### RECORDS
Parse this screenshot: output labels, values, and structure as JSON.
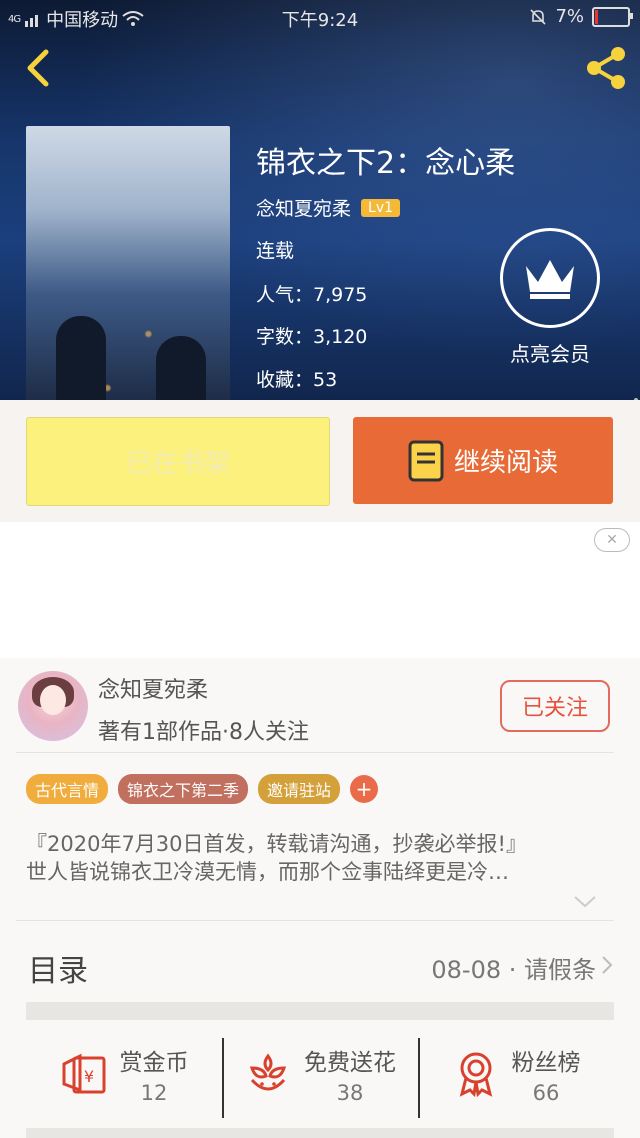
{
  "status_bar": {
    "signal": "4G",
    "carrier": "中国移动",
    "time": "下午9:24",
    "battery": "7%"
  },
  "book": {
    "title": "锦衣之下2：念心柔",
    "author": "念知夏宛柔",
    "level": "Lv1",
    "status": "连载",
    "popularity_label": "人气：7,975",
    "words_label": "字数：3,120",
    "favorites_label": "收藏：53"
  },
  "vip": {
    "label": "点亮会员"
  },
  "actions": {
    "shelf_label": "已在书架",
    "read_label": "继续阅读"
  },
  "author_card": {
    "name": "念知夏宛柔",
    "stats": "著有1部作品·8人关注",
    "follow_label": "已关注"
  },
  "tags": [
    {
      "label": "古代言情",
      "color": "#f0ad3d"
    },
    {
      "label": "锦衣之下第二季",
      "color": "#c1705f"
    },
    {
      "label": "邀请驻站",
      "color": "#d3a03a"
    }
  ],
  "description": {
    "line1": "『2020年7月30日首发，转载请沟通，抄袭必举报!』",
    "line2": "世人皆说锦衣卫冷漠无情，而那个佥事陆绎更是冷…"
  },
  "toc": {
    "label": "目录",
    "latest": "08-08 · 请假条"
  },
  "stats": [
    {
      "label": "赏金币",
      "value": "12",
      "icon": "red-envelope-icon"
    },
    {
      "label": "免费送花",
      "value": "38",
      "icon": "flower-icon"
    },
    {
      "label": "粉丝榜",
      "value": "66",
      "icon": "medal-icon"
    }
  ],
  "colors": {
    "accent_orange": "#e86b37",
    "shelf_yellow": "#fbf17c",
    "follow_red": "#e4533f",
    "icon_red": "#d9412f"
  }
}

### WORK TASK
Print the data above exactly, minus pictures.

### SOLUTION FOR THIS EXERCISE
Parse this screenshot: output labels, values, and structure as JSON.
{
  "status_bar": {
    "signal": "4G",
    "carrier": "中国移动",
    "time": "下午9:24",
    "battery": "7%"
  },
  "book": {
    "title": "锦衣之下2：念心柔",
    "author": "念知夏宛柔",
    "level": "Lv1",
    "status": "连载",
    "popularity_label": "人气：7,975",
    "words_label": "字数：3,120",
    "favorites_label": "收藏：53"
  },
  "vip": {
    "label": "点亮会员"
  },
  "actions": {
    "shelf_label": "已在书架",
    "read_label": "继续阅读"
  },
  "author_card": {
    "name": "念知夏宛柔",
    "stats": "著有1部作品·8人关注",
    "follow_label": "已关注"
  },
  "tags": [
    {
      "label": "古代言情",
      "color": "#f0ad3d"
    },
    {
      "label": "锦衣之下第二季",
      "color": "#c1705f"
    },
    {
      "label": "邀请驻站",
      "color": "#d3a03a"
    }
  ],
  "description": {
    "line1": "『2020年7月30日首发，转载请沟通，抄袭必举报!』",
    "line2": "世人皆说锦衣卫冷漠无情，而那个佥事陆绎更是冷…"
  },
  "toc": {
    "label": "目录",
    "latest": "08-08 · 请假条"
  },
  "stats": [
    {
      "label": "赏金币",
      "value": "12",
      "icon": "red-envelope-icon"
    },
    {
      "label": "免费送花",
      "value": "38",
      "icon": "flower-icon"
    },
    {
      "label": "粉丝榜",
      "value": "66",
      "icon": "medal-icon"
    }
  ],
  "colors": {
    "accent_orange": "#e86b37",
    "shelf_yellow": "#fbf17c",
    "follow_red": "#e4533f",
    "icon_red": "#d9412f"
  }
}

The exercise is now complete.